Lacking in all but length, this adventure never makes it off the ground.

THE ALMOST KING

Seventeen-year-old Aleks leaves home to join the Siberene military in hopes of finding adventure but instead finds abuse, corruption, and despair.

Punishing physical training, meager rations, and a brutal beating at the hands of an officer lead to the white teen’s decision to desert. He escapes, traveling north to Syvana, where he finds a home, work, and romance. Unfortunately, the military quickly tracks him, dogging his steps at every turn. However, for unexplained reasons they do not take him into custody. Aleks has a dream: to fly an airship through the Stormlands. When the net finally begins to draw closed, he escapes to the skies. A chaotic plot, a bland setting, and mediocre writing are only a few of the problems in this companion to Take Back the Skies (2014). Aleks’ immaturity, selfishness, and willingness to sacrifice others for his own comfort make him an unlikable hero. Unnecessary scenes filled with aimless wandering do little to enhance the story, and the ending feels both forced and abrupt. Oddly, it also introduces many missed opportunities for inspiring characters and interesting drama. Russian surnames hint at a Northern European inspiration and, unfortunately, beg comparison to the far superior worldbuilding and plotting of Leigh Bardugo.

Lacking in all but length, this adventure never makes it off the ground. (Adventure. 10-14)

Pub Date: Aug. 16, 2016

ISBN: 978-1-61963-627-9

Page Count: 400

Publisher: Bloomsbury

Review Posted Online: May 14, 2016

Kirkus Reviews Issue: June 1, 2016

Did you like this book?

No Comments Yet

A bit of envelope-pushing freshens up the formula.

HOCUS POCUS AND THE ALL-NEW SEQUEL

In honor of its 25th anniversary, a Disney Halloween horror/comedy film gets a sequel to go with its original novelization.

Three Salem witches hanged in 1693 for stealing a child’s life force are revived in 1993 when 16-year-old new kid Max completes a spell by lighting a magical candle (which has to be kindled by a virgin to work). Max and dazzling, popular classmate Allison have to keep said witches at bay until dawn to save all of the local children from a similar fate. Fast-forward to 2018: Poppy, daughter of Max and Allison, inadvertently works a spell that sends her parents and an aunt to hell in exchange for the gleeful witches. With help from her best friend, Travis, and classmate Isabella, on whom she has a major crush, Poppy has only hours to keep the weird sisters from working more evil.
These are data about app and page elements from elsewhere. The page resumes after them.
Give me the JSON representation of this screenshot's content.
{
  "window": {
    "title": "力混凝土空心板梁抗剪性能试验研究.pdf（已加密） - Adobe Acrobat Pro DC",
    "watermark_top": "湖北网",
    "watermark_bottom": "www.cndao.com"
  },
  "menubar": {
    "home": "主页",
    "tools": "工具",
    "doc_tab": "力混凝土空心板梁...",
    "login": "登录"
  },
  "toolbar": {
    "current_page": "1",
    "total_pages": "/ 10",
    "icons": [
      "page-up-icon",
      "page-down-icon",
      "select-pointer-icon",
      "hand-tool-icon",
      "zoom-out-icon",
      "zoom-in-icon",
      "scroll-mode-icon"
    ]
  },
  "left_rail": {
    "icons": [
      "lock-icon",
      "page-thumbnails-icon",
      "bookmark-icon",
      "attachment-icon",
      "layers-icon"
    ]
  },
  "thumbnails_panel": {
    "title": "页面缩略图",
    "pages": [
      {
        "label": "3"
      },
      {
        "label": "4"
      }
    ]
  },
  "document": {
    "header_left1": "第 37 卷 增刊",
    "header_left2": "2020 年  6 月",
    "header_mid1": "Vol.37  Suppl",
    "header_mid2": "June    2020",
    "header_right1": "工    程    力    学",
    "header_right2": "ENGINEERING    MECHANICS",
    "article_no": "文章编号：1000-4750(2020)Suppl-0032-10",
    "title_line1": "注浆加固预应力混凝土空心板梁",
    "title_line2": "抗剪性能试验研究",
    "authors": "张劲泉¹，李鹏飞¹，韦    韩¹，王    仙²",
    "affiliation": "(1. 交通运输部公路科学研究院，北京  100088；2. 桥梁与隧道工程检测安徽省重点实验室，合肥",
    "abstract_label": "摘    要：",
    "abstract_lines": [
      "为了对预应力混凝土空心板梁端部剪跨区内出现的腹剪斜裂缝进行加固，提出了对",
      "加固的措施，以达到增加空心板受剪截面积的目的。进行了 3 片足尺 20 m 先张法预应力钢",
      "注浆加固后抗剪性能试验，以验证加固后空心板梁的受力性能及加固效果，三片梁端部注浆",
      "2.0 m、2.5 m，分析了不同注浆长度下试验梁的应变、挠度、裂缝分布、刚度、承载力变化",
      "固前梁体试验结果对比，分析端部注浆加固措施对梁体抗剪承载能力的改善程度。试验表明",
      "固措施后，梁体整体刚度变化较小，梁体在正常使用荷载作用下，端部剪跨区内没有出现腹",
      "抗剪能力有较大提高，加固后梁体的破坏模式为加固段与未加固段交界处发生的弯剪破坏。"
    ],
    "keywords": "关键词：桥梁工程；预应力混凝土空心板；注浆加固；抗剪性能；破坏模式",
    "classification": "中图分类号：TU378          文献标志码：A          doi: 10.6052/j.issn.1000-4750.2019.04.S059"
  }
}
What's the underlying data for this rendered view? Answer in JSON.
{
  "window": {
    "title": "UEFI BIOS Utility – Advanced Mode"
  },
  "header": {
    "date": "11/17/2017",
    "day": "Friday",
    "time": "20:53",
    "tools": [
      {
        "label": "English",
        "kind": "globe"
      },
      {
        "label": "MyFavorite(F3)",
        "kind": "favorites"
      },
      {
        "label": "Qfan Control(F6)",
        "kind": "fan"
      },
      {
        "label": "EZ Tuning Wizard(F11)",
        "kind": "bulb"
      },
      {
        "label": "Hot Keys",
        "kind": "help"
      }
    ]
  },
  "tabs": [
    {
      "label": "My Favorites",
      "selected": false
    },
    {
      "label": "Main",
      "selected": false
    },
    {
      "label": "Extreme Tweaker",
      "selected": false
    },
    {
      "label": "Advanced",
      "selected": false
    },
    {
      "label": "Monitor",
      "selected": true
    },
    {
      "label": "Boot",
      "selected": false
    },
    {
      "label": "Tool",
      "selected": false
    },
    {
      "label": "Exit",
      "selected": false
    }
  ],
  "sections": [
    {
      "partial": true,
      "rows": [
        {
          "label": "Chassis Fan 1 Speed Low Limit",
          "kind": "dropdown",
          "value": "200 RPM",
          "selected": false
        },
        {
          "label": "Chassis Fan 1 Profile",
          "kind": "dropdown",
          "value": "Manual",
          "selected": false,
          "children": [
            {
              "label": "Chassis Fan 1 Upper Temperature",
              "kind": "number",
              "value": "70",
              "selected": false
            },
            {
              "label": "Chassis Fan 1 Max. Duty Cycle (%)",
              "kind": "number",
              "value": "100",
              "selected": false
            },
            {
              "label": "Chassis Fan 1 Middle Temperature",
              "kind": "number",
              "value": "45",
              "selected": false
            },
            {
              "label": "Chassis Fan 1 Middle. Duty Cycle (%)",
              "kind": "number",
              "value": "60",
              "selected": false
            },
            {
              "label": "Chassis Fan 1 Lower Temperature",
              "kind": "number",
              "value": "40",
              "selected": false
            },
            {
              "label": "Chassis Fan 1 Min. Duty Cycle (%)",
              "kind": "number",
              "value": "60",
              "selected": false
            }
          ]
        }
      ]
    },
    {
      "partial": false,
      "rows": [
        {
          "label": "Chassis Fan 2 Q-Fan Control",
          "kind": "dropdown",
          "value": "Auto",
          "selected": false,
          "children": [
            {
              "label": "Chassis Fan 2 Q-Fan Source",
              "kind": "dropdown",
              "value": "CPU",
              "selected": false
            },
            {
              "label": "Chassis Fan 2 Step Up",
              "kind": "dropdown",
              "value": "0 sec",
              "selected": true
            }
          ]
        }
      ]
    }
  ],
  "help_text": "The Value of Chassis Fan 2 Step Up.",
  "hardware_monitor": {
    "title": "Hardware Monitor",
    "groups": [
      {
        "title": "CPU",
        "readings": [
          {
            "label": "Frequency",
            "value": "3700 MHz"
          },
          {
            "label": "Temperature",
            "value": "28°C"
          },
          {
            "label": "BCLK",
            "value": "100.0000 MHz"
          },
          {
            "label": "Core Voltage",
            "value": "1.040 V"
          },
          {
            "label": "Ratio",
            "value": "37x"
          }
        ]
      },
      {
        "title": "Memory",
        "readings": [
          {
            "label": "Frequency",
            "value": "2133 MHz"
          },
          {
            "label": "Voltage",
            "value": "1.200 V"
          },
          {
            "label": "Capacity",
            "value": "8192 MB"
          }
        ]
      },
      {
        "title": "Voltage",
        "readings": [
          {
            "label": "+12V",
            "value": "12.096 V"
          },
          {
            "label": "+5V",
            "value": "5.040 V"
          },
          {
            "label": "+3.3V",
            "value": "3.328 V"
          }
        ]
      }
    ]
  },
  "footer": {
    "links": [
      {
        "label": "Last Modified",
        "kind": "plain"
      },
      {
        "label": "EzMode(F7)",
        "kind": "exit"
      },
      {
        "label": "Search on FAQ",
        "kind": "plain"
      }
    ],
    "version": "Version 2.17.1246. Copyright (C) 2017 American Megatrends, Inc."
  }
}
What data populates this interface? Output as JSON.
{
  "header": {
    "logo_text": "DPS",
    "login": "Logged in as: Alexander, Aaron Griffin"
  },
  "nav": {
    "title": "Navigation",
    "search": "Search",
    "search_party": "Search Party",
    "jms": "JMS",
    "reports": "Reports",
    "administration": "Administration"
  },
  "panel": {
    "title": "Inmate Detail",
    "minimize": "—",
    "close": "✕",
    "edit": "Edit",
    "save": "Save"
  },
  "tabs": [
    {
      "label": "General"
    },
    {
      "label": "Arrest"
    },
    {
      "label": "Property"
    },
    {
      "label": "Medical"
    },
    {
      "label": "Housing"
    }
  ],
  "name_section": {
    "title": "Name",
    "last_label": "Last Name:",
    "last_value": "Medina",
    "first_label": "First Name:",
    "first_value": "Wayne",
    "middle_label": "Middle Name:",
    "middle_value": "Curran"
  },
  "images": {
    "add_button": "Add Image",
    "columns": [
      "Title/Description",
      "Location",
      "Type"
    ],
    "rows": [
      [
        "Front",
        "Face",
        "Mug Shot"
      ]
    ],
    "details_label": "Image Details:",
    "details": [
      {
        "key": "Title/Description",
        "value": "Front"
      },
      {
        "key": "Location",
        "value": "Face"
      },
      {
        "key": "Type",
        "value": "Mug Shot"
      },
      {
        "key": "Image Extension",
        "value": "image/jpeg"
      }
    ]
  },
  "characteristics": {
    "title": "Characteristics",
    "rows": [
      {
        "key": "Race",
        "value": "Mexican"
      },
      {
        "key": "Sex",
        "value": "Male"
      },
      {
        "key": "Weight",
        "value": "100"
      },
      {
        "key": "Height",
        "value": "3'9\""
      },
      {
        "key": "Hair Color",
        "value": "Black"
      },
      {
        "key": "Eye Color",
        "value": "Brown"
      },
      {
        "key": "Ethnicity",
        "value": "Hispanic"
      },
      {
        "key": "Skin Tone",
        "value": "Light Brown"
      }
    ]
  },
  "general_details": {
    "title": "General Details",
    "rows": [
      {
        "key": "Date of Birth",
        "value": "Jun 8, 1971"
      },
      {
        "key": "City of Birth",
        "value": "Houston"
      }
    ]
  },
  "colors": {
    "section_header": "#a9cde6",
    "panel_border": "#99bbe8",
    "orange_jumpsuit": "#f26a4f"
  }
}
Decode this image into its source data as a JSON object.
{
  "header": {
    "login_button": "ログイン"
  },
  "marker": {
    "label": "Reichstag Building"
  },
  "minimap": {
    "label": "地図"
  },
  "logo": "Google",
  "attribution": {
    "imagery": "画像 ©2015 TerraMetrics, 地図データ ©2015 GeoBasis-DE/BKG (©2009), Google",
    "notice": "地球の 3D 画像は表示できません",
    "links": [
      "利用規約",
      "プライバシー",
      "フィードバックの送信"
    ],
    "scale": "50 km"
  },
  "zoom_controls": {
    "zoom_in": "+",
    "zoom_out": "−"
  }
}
The witches, each daffier than the last, supply most of the comedy as well as plenty of menace but end up back in the infernal regions. There’s also a talking cat, a talking dog, a gaggle of costumed heroines, and an oblique reference to a certain beloved Halloween movie. Traditional Disney wholesomeness is spiced, not soured, by occasional innuendo and a big twist in the sequel. Poppy and her family are white, while Travis and Isabella are both African-American.

A bit of envelope-pushing freshens up the formula. (Fantasy. 10-15)

Pub Date: July 10, 2018

ISBN: 978-1-368-02003-9

Page Count: 528

Publisher: Freeform/Disney

Review Posted Online: June 17, 2018

Kirkus Reviews Issue: July 1, 2018

Did you like this book?

Despite the stale fat-to-curvy pattern, compelling world building with a Southern European, pseudo-Christian feel,...

THE GIRL OF FIRE AND THORNS

From the Girl of Fire and Thorns series , Vol. 1

Adventure drags our heroine all over the map of fantasyland while giving her the opportunity to use her smarts.

Elisa—Princess Lucero-Elisa de Riqueza of Orovalle—has been chosen for Service since the day she was born, when a beam of holy light put a Godstone in her navel. She's a devout reader of holy books and is well-versed in the military strategy text Belleza Guerra, but she has been kept in ignorance of world affairs. With no warning, this fat, self-loathing princess is married off to a distant king and is embroiled in political and spiritual intrigue. War is coming, and perhaps only Elisa's Godstone—and knowledge from the Belleza Guerra—can save them. Elisa uses her untried strategic knowledge to always-good effect. With a character so smart that she doesn't have much to learn, body size is stereotypically substituted for character development. Elisa’s "mountainous" body shrivels away when she spends a month on forced march eating rat, and thus she is a better person. Still, it's wonderfully refreshing to see a heroine using her brain to win a war rather than strapping on a sword and charging into battle.

Despite the stale fat-to-curvy pattern, compelling world building with a Southern European, pseudo-Christian feel, reminiscent of Naomi Kritzer's Fires of the Faithful (2002), keeps this entry fresh. (Fantasy. 12-14)

Pub Date: Sept. 1, 2011

ISBN: 978-0-06-202648-4

Page Count: 432

Publisher: Greenwillow Books

Review Posted Online: July 20, 2011

Kirkus Reviews Issue: Aug. 1, 2011

Did you like this book?

more